February 26, 2007 By Wayne Hanson
"A voting system that consists of direct recording electronic voting machines," says the text, "may not be used in an election unless the system produces a voter-verified permanent paper record suitable for a manual audit." In addition, the bill as written would require the system to allow the voter to inspect and verify the paper record before the electronic vote is recorded and provide an opportunity to alter the electronic vote after viewing the paper record.
The bill was pending in committee as of last Wednesday.
All over the country, community leaders are looking to boost economic development through various initiatives. One key element in many of those initiatives is the use of information technology. When local governments build IT infrastructure, create e-government applications, assist high-tech startups or otherwise focus on technology, they create conditions that draw businesses to their communities and help retain skilled workers.
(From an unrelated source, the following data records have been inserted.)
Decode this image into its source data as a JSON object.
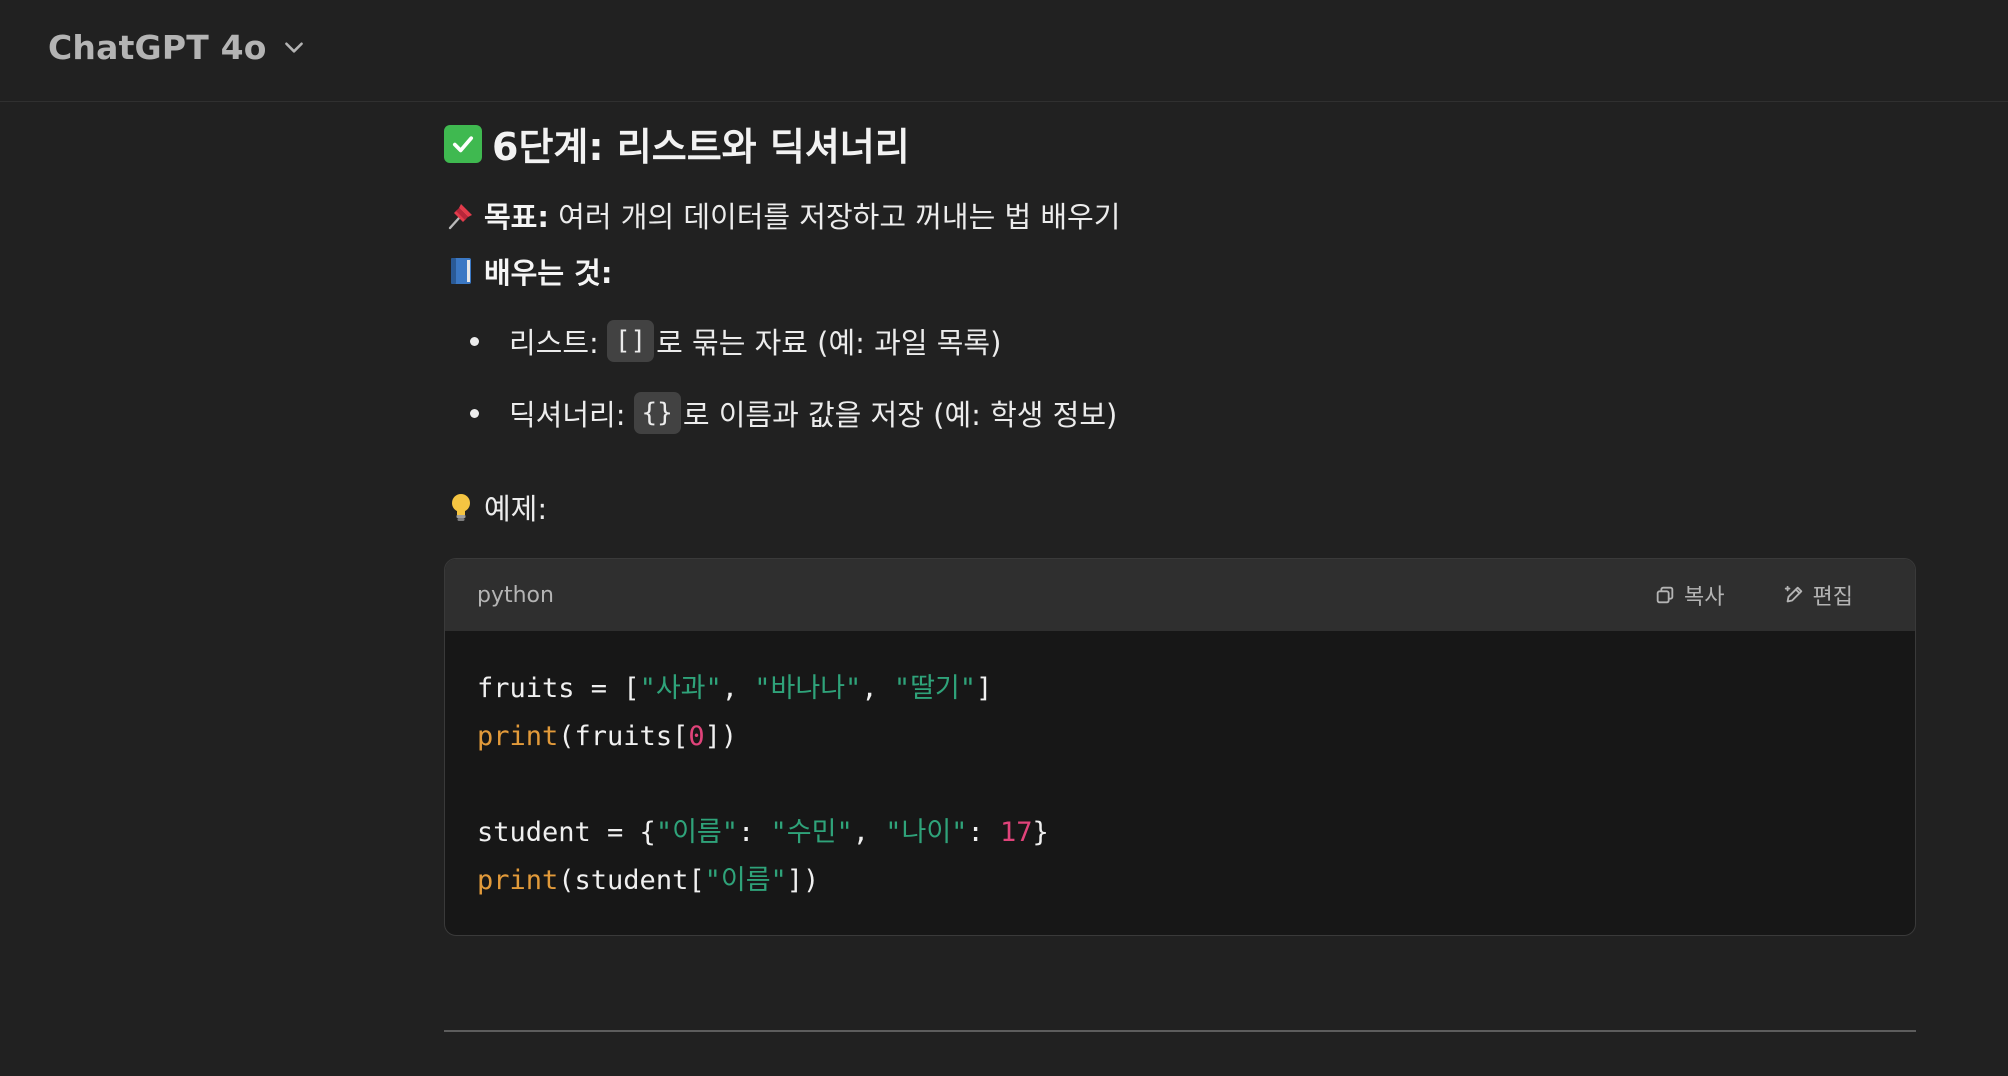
{
  "header": {
    "model_name": "ChatGPT 4o"
  },
  "message": {
    "heading": "6단계: 리스트와 딕셔너리",
    "goal_label": "목표:",
    "goal_text": " 여러 개의 데이터를 저장하고 꺼내는 법 배우기",
    "learn_label": "배우는 것:",
    "bullets": [
      {
        "prefix": "리스트:",
        "code": "[]",
        "suffix": "로 묶는 자료 (예: 과일 목록)"
      },
      {
        "prefix": "딕셔너리:",
        "code": "{}",
        "suffix": "로 이름과 값을 저장 (예: 학생 정보)"
      }
    ],
    "example_label": "예제:"
  },
  "code_block": {
    "language": "python",
    "copy_label": "복사",
    "edit_label": "편집",
    "lines": [
      [
        {
          "t": "fruits = [",
          "c": "plain"
        },
        {
          "t": "\"사과\"",
          "c": "str"
        },
        {
          "t": ", ",
          "c": "plain"
        },
        {
          "t": "\"바나나\"",
          "c": "str"
        },
        {
          "t": ", ",
          "c": "plain"
        },
        {
          "t": "\"딸기\"",
          "c": "str"
        },
        {
          "t": "]",
          "c": "plain"
        }
      ],
      [
        {
          "t": "print",
          "c": "fn"
        },
        {
          "t": "(fruits[",
          "c": "plain"
        },
        {
          "t": "0",
          "c": "num"
        },
        {
          "t": "])",
          "c": "plain"
        }
      ],
      [],
      [
        {
          "t": "student = {",
          "c": "plain"
        },
        {
          "t": "\"이름\"",
          "c": "str"
        },
        {
          "t": ": ",
          "c": "plain"
        },
        {
          "t": "\"수민\"",
          "c": "str"
        },
        {
          "t": ", ",
          "c": "plain"
        },
        {
          "t": "\"나이\"",
          "c": "str"
        },
        {
          "t": ": ",
          "c": "plain"
        },
        {
          "t": "17",
          "c": "num"
        },
        {
          "t": "}",
          "c": "plain"
        }
      ],
      [
        {
          "t": "print",
          "c": "fn"
        },
        {
          "t": "(student[",
          "c": "plain"
        },
        {
          "t": "\"이름\"",
          "c": "str"
        },
        {
          "t": "])",
          "c": "plain"
        }
      ]
    ]
  },
  "colors": {
    "background": "#212121",
    "code_string": "#2fa37a",
    "code_function": "#e29a3a",
    "code_number": "#e0437a"
  },
  "icons": {
    "model_dropdown": "chevron-down-icon",
    "heading": "check-mark-button-icon",
    "goal": "pushpin-icon",
    "learn": "blue-book-icon",
    "example": "light-bulb-icon",
    "copy": "copy-icon",
    "edit": "edit-icon"
  }
}
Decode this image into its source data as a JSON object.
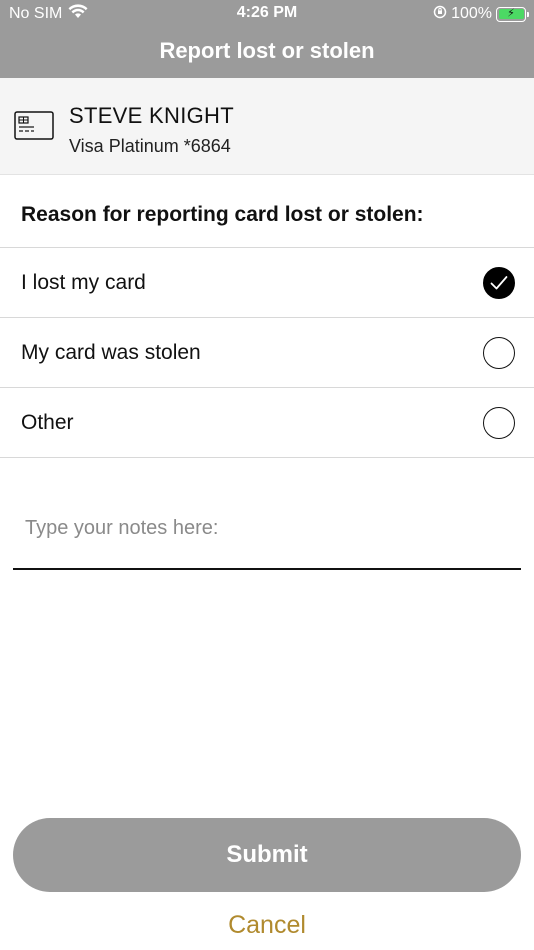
{
  "status_bar": {
    "carrier": "No SIM",
    "time": "4:26 PM",
    "battery": "100%"
  },
  "header": {
    "title": "Report lost or stolen"
  },
  "card": {
    "holder_name": "STEVE KNIGHT",
    "card_type": "Visa Platinum *6864"
  },
  "reason": {
    "heading": "Reason for reporting card lost or stolen:",
    "options": [
      {
        "label": "I lost my card",
        "selected": true
      },
      {
        "label": "My card was stolen",
        "selected": false
      },
      {
        "label": "Other",
        "selected": false
      }
    ]
  },
  "notes": {
    "placeholder": "Type your notes here:",
    "value": ""
  },
  "actions": {
    "submit_label": "Submit",
    "cancel_label": "Cancel"
  },
  "colors": {
    "header_bg": "#9b9b9b",
    "button_bg": "#9b9b9b",
    "cancel_text": "#b08a2e",
    "battery_fill": "#4cd964"
  }
}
This paper discusses and provides examples of these various ways local government can use technology to ultimately make a community more attractive to businesses, visitors and residents.